⟨
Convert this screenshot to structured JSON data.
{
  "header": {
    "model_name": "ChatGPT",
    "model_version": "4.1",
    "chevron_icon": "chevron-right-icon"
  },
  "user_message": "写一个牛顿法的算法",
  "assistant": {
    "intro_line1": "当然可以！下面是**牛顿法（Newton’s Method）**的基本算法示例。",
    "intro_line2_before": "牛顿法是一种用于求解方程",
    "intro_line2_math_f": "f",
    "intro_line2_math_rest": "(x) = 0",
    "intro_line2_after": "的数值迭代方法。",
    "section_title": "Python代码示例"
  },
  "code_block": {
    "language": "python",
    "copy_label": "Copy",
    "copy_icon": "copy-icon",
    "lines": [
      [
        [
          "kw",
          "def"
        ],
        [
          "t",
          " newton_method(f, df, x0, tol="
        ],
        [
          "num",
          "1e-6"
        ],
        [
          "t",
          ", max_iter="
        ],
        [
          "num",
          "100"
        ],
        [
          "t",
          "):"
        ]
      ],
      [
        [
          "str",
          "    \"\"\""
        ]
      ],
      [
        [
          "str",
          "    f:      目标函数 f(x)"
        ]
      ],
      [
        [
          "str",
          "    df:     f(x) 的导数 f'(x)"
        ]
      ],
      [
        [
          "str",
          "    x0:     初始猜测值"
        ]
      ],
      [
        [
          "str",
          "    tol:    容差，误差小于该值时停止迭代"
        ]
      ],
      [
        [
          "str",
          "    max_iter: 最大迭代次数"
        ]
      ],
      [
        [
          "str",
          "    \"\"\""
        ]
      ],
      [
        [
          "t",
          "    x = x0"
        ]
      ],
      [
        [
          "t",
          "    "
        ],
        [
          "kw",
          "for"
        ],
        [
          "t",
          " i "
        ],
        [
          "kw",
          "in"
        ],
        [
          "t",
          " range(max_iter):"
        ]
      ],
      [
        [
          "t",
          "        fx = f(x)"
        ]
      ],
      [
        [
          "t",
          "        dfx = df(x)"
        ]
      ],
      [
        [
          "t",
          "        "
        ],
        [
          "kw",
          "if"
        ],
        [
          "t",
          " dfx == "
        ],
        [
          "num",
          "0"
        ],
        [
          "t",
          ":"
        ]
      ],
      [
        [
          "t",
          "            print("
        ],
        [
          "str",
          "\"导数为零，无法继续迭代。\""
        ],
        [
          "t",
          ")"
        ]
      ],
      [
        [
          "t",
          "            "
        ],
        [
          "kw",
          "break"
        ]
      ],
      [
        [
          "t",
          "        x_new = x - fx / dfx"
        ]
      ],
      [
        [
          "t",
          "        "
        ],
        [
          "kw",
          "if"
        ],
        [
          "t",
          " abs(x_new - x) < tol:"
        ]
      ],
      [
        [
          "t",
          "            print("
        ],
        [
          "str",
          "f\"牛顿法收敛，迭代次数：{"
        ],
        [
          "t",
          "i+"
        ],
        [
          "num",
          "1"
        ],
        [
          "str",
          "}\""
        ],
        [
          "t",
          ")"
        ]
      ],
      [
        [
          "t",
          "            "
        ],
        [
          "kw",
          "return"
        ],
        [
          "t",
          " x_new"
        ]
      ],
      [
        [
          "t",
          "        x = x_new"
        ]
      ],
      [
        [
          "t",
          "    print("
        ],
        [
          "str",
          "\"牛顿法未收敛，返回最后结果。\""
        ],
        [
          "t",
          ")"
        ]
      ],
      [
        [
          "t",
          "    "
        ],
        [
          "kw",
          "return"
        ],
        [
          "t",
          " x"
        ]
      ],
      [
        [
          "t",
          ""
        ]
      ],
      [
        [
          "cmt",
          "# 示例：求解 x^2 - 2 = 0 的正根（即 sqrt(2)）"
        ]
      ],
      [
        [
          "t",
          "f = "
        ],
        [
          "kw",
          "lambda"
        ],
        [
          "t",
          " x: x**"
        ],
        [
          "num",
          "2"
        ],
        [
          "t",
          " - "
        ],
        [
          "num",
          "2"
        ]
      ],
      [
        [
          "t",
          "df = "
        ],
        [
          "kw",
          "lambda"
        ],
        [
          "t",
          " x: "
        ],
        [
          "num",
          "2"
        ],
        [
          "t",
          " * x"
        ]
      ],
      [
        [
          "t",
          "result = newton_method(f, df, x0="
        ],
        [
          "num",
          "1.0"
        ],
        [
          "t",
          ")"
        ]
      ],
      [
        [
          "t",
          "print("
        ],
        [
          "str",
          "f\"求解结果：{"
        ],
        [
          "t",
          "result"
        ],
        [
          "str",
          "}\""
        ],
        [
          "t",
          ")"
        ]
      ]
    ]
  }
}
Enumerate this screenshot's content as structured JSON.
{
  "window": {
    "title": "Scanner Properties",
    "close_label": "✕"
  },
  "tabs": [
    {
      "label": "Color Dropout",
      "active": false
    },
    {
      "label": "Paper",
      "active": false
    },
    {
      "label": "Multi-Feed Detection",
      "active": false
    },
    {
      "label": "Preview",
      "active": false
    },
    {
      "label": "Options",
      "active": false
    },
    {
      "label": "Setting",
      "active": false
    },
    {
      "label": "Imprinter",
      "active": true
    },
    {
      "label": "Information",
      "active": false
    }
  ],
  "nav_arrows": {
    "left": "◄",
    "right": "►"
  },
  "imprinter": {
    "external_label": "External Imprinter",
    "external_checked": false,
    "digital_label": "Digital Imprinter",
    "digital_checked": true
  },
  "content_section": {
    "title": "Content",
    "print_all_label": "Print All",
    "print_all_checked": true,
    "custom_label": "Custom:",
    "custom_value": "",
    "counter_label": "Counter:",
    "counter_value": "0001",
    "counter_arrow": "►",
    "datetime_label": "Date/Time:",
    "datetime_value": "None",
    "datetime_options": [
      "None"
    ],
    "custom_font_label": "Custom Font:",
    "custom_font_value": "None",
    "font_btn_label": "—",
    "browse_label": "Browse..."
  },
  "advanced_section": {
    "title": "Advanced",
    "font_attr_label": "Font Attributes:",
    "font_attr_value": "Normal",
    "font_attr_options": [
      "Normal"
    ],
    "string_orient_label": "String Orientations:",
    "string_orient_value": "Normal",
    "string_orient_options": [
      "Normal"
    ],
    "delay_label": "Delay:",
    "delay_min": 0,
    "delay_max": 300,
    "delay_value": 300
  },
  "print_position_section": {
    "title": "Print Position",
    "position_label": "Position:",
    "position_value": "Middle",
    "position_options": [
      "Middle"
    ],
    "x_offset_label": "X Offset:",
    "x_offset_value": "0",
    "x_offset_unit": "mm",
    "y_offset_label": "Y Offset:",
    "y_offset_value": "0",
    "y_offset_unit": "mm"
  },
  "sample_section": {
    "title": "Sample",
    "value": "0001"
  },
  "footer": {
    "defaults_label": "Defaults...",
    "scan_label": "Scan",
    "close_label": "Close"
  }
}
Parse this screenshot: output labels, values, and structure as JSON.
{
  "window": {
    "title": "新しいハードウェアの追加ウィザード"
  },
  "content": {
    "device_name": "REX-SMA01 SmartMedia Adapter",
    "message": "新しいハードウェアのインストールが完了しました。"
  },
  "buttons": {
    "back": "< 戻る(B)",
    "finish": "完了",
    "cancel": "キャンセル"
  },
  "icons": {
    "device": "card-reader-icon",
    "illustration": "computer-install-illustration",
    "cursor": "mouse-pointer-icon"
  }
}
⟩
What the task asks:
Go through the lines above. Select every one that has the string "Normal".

Answer to this task:
    "font_attr_value": "Normal",
      "Normal"
    "string_orient_value": "Normal",
      "Normal"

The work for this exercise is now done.